“I no longer support my ‘California sober’ ways,” the singer wrote on Instagram Stories. “Sober sober is the only way to be.”
Lovato explicitly opened up about being “California Sober” in a track by the same title earlier this year from their Dancing With the Devil … The Art of Starting Over album, which revolves around the lifestyle of allowing some alcohol and marijuana consumption while steering clear of hard drugs. “I’m California sober/ It doesn’t have to mean the growin’ part is over/ No, it ain’t black or white, it’s all of the colors.”
In Lovato’s YouTube Originals docuseries of the same name, the singer opened up about their journey to recovery following a near-fatal overdose in 2018 and how they’ve felt immense pressure being the “poster child of sobriety.” Lovato discussed how they ultimately chose the path that’s best for them, with the help of recovery case manager Charles Cook, and allowed weed and wine in their life while still avoiding liquor and hard drugs.
While Lovato states in the doc that recovery is not a “one-size-fits-all solution,” Lala Kent argued in July that the “California sober” lifestyle was “super offensive” to others on the road to recovery. During an episode of David Yontef’s Behind the Velvet Rope podcast, the model and Vanderpump Rules star opened up about being sober since October 2018 and being against the idea of being “California sober.”
“There are people out there who have worked their ass off to never take themselves out of reality and to never place themselves in an altered state. When they have a cold, they don’t even take DayQuil or NyQuil. So to say that you’re ‘California sober’ or this type of sober is extremely offensive, I think,” she said, going on to describe the idea as “not a real thing. You’re not sober. If you’re drinking and smoking weed, you’re not sober.”
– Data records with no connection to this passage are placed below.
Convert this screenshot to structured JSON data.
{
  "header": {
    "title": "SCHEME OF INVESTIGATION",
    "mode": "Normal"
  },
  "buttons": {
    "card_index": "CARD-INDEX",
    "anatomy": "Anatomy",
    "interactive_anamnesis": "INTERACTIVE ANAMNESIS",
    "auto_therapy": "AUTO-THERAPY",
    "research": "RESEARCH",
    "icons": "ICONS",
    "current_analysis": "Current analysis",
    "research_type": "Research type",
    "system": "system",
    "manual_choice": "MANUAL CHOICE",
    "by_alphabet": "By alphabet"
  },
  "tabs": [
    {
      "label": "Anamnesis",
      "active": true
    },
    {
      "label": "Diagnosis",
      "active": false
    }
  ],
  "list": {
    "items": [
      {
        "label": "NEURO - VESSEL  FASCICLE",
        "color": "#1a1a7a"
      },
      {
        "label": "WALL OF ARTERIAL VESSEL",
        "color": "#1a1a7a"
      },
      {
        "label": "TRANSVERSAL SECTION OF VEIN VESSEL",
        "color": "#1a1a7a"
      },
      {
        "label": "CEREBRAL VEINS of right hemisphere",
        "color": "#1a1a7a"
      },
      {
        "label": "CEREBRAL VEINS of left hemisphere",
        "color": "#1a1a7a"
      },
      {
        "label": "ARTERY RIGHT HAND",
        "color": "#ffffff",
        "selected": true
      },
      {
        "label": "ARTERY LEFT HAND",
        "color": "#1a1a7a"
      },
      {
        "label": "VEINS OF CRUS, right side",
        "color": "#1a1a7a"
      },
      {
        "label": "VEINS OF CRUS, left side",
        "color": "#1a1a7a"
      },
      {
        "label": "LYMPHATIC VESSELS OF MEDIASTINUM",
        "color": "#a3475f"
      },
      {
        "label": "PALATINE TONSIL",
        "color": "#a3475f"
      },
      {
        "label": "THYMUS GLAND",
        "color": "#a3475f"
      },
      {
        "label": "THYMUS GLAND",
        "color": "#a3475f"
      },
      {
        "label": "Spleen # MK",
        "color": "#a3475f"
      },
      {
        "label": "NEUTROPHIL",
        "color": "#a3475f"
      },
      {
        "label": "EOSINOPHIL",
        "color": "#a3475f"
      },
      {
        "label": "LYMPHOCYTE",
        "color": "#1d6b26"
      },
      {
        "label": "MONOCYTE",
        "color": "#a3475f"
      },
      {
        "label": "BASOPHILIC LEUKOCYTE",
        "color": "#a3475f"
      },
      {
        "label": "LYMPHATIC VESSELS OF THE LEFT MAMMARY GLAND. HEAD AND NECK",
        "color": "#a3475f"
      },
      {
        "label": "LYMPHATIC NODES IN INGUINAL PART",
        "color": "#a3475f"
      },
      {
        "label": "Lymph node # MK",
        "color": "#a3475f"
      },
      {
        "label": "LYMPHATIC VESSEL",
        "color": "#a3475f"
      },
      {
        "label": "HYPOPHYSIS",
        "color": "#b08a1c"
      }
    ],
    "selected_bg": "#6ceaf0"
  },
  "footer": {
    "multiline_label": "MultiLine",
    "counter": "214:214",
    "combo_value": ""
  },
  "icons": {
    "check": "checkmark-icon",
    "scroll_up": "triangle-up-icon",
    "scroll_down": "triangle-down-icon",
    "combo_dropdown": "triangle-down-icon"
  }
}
Elton John, who celebrated 30 years of being sober last summer and said in the Dancing With the Devil doc that he hopes Lovato also experiences the “most incredible things” in life while in recovery, simply stated “moderation doesn’t work” when it comes to sobriety.